It is ashame that the Bison is not mentioned in the nearby Sissa comment, where GWD hints at self admiration [due to the Falcon aspect.] After all, it is a fact that the Bison precedes GWD's patented Falcon and is nearly identical, though the earlier Bison movement is described in more simple terms.

George Duke wrote on 2008-06-09 UTCExcellent ★★★★★

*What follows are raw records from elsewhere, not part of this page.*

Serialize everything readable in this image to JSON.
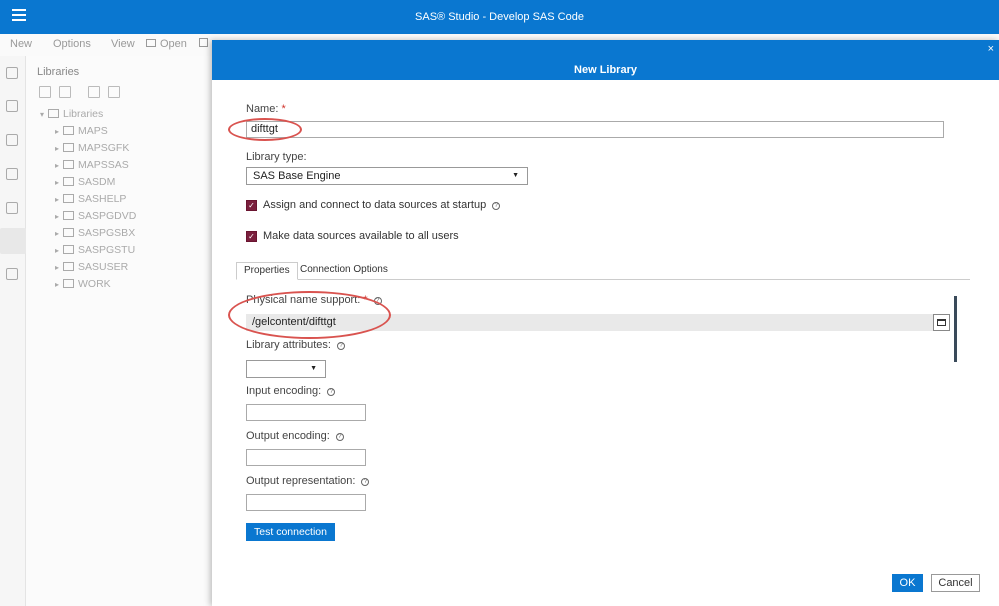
{
  "app": {
    "title": "SAS® Studio - Develop SAS Code"
  },
  "menu": {
    "new": "New",
    "options": "Options",
    "view": "View",
    "open": "Open"
  },
  "libraries": {
    "panel_title": "Libraries",
    "root": "Libraries",
    "items": [
      "MAPS",
      "MAPSGFK",
      "MAPSSAS",
      "SASDM",
      "SASHELP",
      "SASPGDVD",
      "SASPGSBX",
      "SASPGSTU",
      "SASUSER",
      "WORK"
    ]
  },
  "dialog": {
    "title": "New Library",
    "close": "×",
    "name_label": "Name:",
    "required_mark": "*",
    "name_value": "difttgt",
    "library_type_label": "Library type:",
    "library_type_value": "SAS Base Engine",
    "assign_label": "Assign and connect to data sources at startup",
    "assign_checked": true,
    "available_label": "Make data sources available to all users",
    "available_checked": true,
    "tabs": [
      "Properties",
      "Connection Options"
    ],
    "active_tab": "Properties",
    "physical_label": "Physical name support:",
    "physical_value": "/gelcontent/difttgt",
    "library_attributes_label": "Library attributes:",
    "library_attributes_value": "",
    "input_encoding_label": "Input encoding:",
    "input_encoding_value": "",
    "output_encoding_label": "Output encoding:",
    "output_encoding_value": "",
    "output_representation_label": "Output representation:",
    "output_representation_value": "",
    "test_connection": "Test connection",
    "ok": "OK",
    "cancel": "Cancel"
  },
  "colors": {
    "brand_blue": "#0a77d0",
    "checkbox": "#7a1f3d",
    "highlight": "#d9534f"
  }
}
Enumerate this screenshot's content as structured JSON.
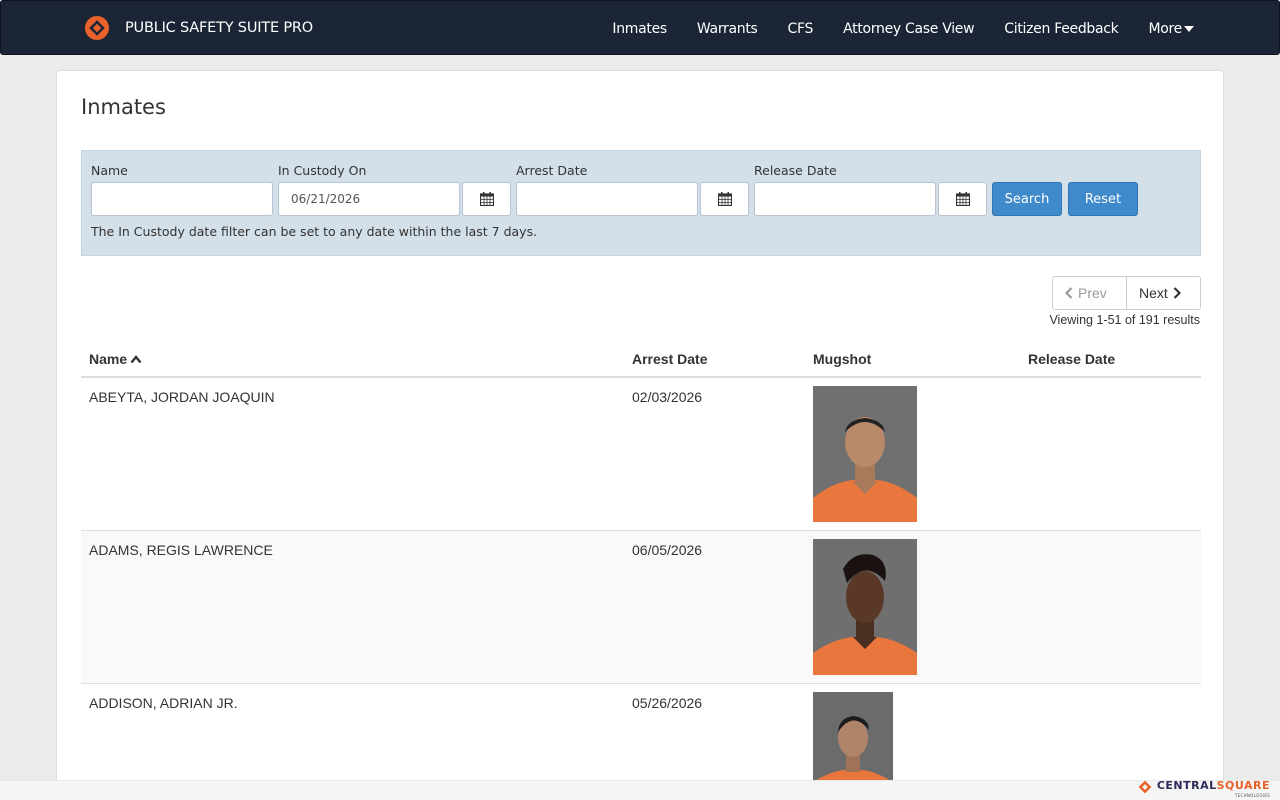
{
  "app": {
    "name": "PUBLIC SAFETY SUITE PRO"
  },
  "nav": {
    "items": [
      "Inmates",
      "Warrants",
      "CFS",
      "Attorney Case View",
      "Citizen Feedback"
    ],
    "more_label": "More"
  },
  "page": {
    "title": "Inmates"
  },
  "filters": {
    "name_label": "Name",
    "name_value": "",
    "custody_label": "In Custody On",
    "custody_value": "06/21/2026",
    "arrest_label": "Arrest Date",
    "arrest_value": "",
    "release_label": "Release Date",
    "release_value": "",
    "search_label": "Search",
    "reset_label": "Reset",
    "note": "The In Custody date filter can be set to any date within the last 7 days."
  },
  "pagination": {
    "prev_label": "Prev",
    "next_label": "Next",
    "summary": "Viewing 1-51 of 191 results"
  },
  "table": {
    "columns": [
      "Name",
      "Arrest Date",
      "Mugshot",
      "Release Date"
    ],
    "rows": [
      {
        "name": "ABEYTA, JORDAN JOAQUIN",
        "arrest_date": "02/03/2026",
        "release_date": ""
      },
      {
        "name": "ADAMS, REGIS LAWRENCE",
        "arrest_date": "06/05/2026",
        "release_date": ""
      },
      {
        "name": "ADDISON, ADRIAN JR.",
        "arrest_date": "05/26/2026",
        "release_date": ""
      }
    ]
  },
  "footer": {
    "brand_part1": "CENTRAL",
    "brand_part2": "SQUARE",
    "brand_sub": "TECHNOLOGIES"
  },
  "colors": {
    "navbar": "#1b2536",
    "accent": "#3f8acb",
    "brand_orange": "#e8622a",
    "filter_bg": "#d3dfe9",
    "mugshot_bg": "#6b6b6b",
    "jumpsuit": "#e8763d"
  }
}
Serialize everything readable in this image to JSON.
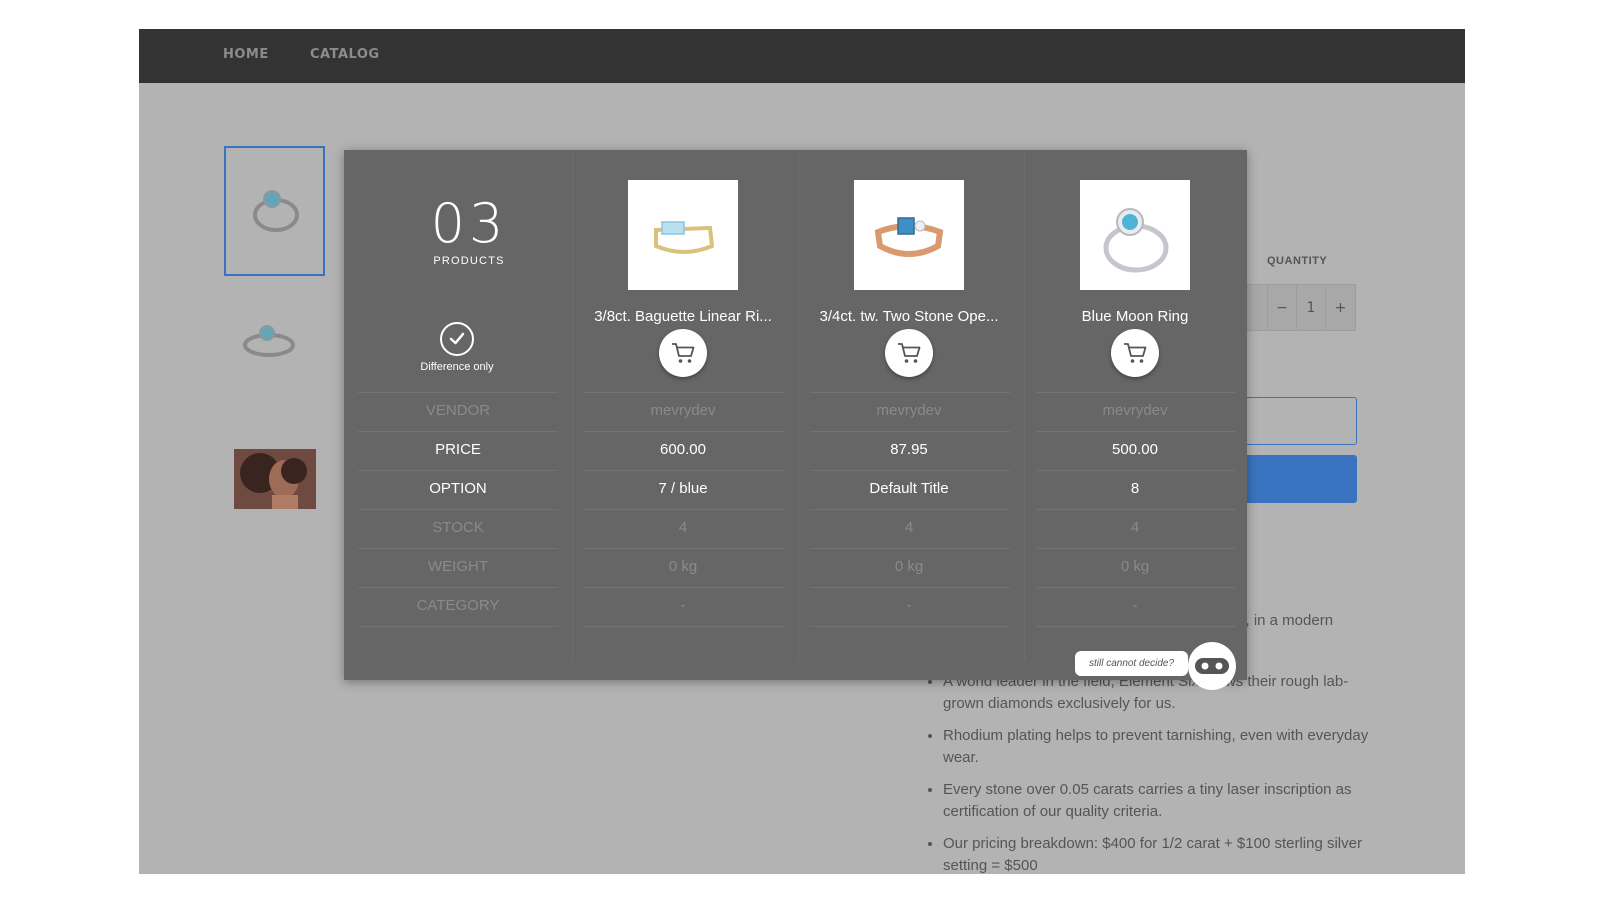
{
  "nav": {
    "home": "HOME",
    "catalog": "CATALOG"
  },
  "product_page": {
    "quantity_label": "QUANTITY",
    "quantity_minus": "−",
    "quantity_value": "1",
    "quantity_plus": "+",
    "description_partial": "s, in a modern",
    "bullets": [
      "A world leader in the field, Element Six grows their rough lab-grown diamonds exclusively for us.",
      "Rhodium plating helps to prevent tarnishing, even with everyday wear.",
      "Every stone over 0.05 carats carries a tiny laser inscription as certification of our quality criteria.",
      "Our pricing breakdown: $400 for 1/2 carat + $100 sterling silver setting = $500"
    ]
  },
  "compare": {
    "count": "03",
    "count_label": "PRODUCTS",
    "difference_only_label": "Difference only",
    "rows": [
      {
        "label": "VENDOR",
        "values": [
          "mevrydev",
          "mevrydev",
          "mevrydev"
        ],
        "highlight": false
      },
      {
        "label": "PRICE",
        "values": [
          "600.00",
          "87.95",
          "500.00"
        ],
        "highlight": true
      },
      {
        "label": "OPTION",
        "values": [
          "7 / blue",
          "Default Title",
          "8"
        ],
        "highlight": true
      },
      {
        "label": "STOCK",
        "values": [
          "4",
          "4",
          "4"
        ],
        "highlight": false
      },
      {
        "label": "WEIGHT",
        "values": [
          "0 kg",
          "0 kg",
          "0 kg"
        ],
        "highlight": false
      },
      {
        "label": "CATEGORY",
        "values": [
          "-",
          "-",
          "-"
        ],
        "highlight": false
      }
    ],
    "products": [
      {
        "name": "3/8ct. Baguette Linear Ri...",
        "metal": "#d9c27a",
        "stone": "#8cc6e0"
      },
      {
        "name": "3/4ct. tw. Two Stone Ope...",
        "metal": "#d99a70",
        "stone": "#3f8fc4"
      },
      {
        "name": "Blue Moon Ring",
        "metal": "#c4c8cc",
        "stone": "#4fb3d6"
      }
    ],
    "help_text": "still cannot decide?"
  },
  "colors": {
    "accent": "#3a73c0",
    "nav_bg": "#333333",
    "modal_bg": "#666666",
    "overlay_bg": "#b3b3b3"
  }
}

I credit Carlos Cetina for having idea similar to Falcon at the same time I did. When mulling over Falcon in early 1990's, we thought in terms of ''similar to RNB but different from each.'' In 1996 Patent papers, the verb ''complements'' appears, and Aronson by 2003 in Complete Permuatation Chess refers to ''the complement'' of RNB. There can be only one such, just as within 5x5 from starting square, RNB mutually complete and complement one another. There can be no corresponding mathematical complement at 9x9 from a starting square, because the Knight's continuation on step two in same direction reaches border of 9x9. There is then no further solution at 9x9. So, the discovery has been that there are four fundamental Chess pieces, neither three nor five. Betza's atomic DFWA are actually flawed, though useful, building blocks, as they are merely foreshortened Rook and Bishop, and moreover ignore the natural Knight (with no clear path, ergo all paths: the jumper). Now Cetina practically has the idea here: Multi-path, mixture of Rook and Bishop, reach to oblique squares. Great work! Concision and coherence the hallmark of Latin American inventors generally: Lavieri, Kirsinger, Cetina. Whereas North American ''inventors,'' befitting their culture, tend to have extravagant, grotesque, half-playable CVs at best -- metaphorically like their own loud commercial art, trivial television, War-in-Iraq overkill, or overwrought state Capitalism itself -- harmful ecologically, deleterious intellectually, poetically trite. The last sentence would not be any final word, just spur-of-moment comparision, to pay sincere relative tribute here. Sissa, reduced to mininal conception instead, not board-wide, could actually have morphed into three-path Falcon.